- Exercise objective: Within the entries that follow, report how many lines contain the word "JSON", giving the number by itself.

──────

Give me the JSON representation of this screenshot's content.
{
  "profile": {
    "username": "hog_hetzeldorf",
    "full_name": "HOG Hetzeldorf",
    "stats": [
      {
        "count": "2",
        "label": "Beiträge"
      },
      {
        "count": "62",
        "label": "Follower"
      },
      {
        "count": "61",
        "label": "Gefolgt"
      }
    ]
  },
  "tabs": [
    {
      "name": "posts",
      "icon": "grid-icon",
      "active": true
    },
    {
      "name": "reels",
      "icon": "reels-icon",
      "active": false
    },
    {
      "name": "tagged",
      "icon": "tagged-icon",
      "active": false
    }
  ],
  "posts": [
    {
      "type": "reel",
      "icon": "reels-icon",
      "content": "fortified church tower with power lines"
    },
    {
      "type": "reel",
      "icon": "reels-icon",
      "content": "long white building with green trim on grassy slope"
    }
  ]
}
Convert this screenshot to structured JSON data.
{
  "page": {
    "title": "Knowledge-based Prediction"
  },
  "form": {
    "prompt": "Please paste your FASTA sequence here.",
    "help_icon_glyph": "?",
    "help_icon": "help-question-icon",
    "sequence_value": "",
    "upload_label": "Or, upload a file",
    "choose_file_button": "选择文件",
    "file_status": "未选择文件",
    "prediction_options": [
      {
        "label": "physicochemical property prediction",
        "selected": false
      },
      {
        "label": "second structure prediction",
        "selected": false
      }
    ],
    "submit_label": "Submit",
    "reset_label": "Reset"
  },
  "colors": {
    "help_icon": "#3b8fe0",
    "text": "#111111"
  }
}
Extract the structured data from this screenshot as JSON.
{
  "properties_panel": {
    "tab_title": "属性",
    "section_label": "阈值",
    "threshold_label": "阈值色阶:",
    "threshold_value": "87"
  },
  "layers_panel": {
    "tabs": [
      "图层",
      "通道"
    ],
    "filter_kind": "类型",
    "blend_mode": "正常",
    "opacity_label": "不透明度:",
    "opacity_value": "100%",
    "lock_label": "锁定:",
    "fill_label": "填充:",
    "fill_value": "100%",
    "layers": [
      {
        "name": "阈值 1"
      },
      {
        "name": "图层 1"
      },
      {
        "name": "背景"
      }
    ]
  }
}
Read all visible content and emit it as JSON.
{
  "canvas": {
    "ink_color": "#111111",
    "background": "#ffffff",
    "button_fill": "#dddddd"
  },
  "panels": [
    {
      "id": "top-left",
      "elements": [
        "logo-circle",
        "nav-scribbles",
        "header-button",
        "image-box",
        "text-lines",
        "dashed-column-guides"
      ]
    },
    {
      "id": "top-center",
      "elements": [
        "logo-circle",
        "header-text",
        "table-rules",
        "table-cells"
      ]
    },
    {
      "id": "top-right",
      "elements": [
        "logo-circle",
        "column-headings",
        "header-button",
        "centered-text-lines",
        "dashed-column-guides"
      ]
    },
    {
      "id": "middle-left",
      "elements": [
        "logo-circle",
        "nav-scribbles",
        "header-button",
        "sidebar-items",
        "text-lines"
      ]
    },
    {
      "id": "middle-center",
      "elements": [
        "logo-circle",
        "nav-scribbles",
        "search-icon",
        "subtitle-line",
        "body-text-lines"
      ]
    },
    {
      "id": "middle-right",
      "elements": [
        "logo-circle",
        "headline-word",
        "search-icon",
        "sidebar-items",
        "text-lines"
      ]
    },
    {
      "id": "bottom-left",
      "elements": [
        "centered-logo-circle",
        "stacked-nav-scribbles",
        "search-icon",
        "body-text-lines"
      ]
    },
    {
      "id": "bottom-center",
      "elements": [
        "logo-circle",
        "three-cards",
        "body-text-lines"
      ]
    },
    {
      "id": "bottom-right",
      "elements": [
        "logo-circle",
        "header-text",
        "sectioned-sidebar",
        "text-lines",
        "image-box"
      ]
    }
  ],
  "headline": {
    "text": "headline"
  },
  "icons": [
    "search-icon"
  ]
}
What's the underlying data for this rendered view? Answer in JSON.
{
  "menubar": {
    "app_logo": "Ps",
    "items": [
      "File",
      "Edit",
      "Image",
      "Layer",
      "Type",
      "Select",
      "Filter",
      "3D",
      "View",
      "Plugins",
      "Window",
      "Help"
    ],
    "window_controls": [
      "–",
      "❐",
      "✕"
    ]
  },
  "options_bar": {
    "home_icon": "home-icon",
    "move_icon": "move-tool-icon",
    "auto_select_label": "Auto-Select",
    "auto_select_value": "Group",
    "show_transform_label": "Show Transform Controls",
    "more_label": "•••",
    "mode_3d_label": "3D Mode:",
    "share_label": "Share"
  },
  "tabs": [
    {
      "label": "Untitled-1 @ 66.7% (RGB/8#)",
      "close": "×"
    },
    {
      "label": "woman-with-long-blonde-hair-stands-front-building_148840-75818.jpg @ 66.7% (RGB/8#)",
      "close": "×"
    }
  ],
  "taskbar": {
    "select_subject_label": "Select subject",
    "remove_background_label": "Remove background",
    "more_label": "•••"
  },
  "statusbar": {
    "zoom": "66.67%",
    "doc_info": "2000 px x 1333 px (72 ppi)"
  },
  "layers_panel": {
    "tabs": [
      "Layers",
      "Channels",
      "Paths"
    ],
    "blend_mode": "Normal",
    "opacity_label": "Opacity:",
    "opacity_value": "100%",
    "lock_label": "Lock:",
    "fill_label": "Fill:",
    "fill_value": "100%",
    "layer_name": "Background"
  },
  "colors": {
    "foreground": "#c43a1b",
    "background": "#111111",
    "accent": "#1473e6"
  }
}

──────

- Result: 5